How It Works
Gas water heaters combust natural gas or propane to heat
water for cooking, cleaning, bathing and heating. Cold water enters the bottom
of the water tank. The water rises up and through the tank as a gas burner
heats the water. Exhaust from the gas combustion is vented through the top of
the water heater and then outside the home.
What Can Go Wrong?
If the pilot light goes out or the electrical igniter won’t
fire, there may be a problem with your hot water heater. If you confirm that
gas fuel is properly reaching the water heater, then the problem is likely a
failed thermocouple or electrical igniter. You’ll need to get a repair service
technician to replace it.
Another common problem is caused when sediment (scale)
builds up at the bottom of the water heater tank. The build-up creates problems
with the sacrificial anodes, which are meant to protect from corrosion. In
addition, this may cause the bottom of the tank to overheat and can even melt
away the protective glass lining. Regular preventive maintenance can prevent
Aside from heating and cooling, water heating represents the
greatest consumption of energy in the home, amounting to about 25 percent of
gas usage. The typical household uses 30 to 140 gallons of hot water per day,
while water heating tanks range from 20 to 80 gallons in size. Conventional gas
water heaters use much less energy than electric hot water heaters. A typical
water heater for a household using 100 gallons of hot water per day burns about

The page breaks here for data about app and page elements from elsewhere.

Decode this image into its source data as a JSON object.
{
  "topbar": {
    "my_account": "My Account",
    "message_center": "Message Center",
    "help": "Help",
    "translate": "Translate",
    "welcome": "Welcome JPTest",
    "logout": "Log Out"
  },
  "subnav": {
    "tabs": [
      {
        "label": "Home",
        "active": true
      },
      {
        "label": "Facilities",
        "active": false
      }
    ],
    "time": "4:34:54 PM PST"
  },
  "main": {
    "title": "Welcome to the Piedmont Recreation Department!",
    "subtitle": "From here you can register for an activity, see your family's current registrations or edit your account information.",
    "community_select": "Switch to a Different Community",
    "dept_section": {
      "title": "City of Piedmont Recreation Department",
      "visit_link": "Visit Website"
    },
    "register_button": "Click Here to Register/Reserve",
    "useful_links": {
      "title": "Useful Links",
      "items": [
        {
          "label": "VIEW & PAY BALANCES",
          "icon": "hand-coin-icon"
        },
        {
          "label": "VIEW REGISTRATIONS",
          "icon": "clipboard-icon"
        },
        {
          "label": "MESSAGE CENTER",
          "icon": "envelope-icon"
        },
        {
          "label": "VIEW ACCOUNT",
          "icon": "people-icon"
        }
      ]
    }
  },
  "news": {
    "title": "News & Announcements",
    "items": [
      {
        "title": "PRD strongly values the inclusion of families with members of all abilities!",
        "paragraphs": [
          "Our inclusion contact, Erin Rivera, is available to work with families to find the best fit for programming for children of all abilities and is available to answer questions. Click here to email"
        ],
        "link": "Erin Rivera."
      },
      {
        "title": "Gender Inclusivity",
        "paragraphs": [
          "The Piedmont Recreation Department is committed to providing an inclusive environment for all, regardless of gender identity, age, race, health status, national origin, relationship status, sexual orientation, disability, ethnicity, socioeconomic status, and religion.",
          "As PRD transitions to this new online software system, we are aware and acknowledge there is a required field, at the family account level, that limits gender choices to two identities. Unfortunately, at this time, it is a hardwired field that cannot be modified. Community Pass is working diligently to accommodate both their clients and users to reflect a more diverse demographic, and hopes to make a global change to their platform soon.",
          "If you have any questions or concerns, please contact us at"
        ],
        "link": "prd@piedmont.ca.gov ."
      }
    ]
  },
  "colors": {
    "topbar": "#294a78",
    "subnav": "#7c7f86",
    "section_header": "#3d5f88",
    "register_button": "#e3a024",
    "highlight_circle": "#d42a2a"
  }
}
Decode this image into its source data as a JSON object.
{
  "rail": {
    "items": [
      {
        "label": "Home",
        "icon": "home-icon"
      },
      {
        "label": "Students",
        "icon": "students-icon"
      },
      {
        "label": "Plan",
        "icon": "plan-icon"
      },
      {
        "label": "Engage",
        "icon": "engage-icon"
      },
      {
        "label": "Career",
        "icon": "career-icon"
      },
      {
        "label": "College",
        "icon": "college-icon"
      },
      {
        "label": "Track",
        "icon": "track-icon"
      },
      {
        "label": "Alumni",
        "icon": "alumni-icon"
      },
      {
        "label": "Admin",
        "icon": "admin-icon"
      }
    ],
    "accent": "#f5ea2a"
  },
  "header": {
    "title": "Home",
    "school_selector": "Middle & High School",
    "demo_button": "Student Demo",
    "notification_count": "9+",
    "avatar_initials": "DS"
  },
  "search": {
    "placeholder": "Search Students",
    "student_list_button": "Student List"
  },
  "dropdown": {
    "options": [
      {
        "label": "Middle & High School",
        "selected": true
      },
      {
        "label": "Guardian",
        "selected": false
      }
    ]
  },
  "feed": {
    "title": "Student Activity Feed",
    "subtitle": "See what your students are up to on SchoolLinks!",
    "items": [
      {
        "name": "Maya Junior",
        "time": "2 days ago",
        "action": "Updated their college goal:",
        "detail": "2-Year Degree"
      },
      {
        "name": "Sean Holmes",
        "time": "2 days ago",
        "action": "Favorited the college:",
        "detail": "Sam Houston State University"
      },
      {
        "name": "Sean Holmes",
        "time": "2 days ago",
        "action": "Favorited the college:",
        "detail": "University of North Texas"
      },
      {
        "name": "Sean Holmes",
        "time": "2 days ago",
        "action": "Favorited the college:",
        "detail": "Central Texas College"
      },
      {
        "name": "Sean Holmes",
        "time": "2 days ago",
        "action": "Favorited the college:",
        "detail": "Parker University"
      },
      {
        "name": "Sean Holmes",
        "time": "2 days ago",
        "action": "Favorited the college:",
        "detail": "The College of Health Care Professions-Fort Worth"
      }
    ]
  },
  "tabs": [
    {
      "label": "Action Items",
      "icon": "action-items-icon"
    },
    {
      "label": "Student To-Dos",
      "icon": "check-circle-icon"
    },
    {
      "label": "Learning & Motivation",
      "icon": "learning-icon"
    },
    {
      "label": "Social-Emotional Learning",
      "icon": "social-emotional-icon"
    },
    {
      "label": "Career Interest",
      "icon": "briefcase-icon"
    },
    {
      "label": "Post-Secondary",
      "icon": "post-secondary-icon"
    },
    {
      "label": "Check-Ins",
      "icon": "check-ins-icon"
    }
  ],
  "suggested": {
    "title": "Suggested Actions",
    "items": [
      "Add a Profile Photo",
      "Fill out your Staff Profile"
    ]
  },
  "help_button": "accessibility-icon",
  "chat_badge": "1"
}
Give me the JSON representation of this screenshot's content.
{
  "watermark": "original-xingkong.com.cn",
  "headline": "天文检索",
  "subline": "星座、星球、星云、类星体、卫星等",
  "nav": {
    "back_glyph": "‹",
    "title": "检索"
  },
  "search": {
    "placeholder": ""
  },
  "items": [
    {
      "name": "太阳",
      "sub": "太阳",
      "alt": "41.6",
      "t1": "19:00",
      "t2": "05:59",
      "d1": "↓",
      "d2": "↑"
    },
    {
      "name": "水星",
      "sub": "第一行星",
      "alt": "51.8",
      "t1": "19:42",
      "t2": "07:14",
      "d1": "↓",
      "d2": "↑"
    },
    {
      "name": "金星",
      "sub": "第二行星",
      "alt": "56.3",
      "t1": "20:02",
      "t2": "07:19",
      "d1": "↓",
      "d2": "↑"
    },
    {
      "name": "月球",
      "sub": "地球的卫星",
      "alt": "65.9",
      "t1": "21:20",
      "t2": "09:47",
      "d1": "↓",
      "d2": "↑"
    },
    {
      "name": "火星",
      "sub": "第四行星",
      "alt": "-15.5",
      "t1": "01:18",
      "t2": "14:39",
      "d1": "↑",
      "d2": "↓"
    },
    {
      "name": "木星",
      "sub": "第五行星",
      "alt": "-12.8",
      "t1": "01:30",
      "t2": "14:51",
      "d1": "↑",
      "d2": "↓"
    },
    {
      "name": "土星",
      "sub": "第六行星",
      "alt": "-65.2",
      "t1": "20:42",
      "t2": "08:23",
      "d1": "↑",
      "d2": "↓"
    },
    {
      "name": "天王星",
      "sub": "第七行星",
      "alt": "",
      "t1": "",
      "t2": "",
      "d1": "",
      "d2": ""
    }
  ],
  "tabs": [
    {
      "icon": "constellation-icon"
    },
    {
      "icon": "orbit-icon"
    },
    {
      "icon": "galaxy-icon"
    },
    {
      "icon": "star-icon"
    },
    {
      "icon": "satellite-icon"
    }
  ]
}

38,200 cubic feet of natural gas annually, and produces about 17,500 pounds of
carbon dioxide (CO2).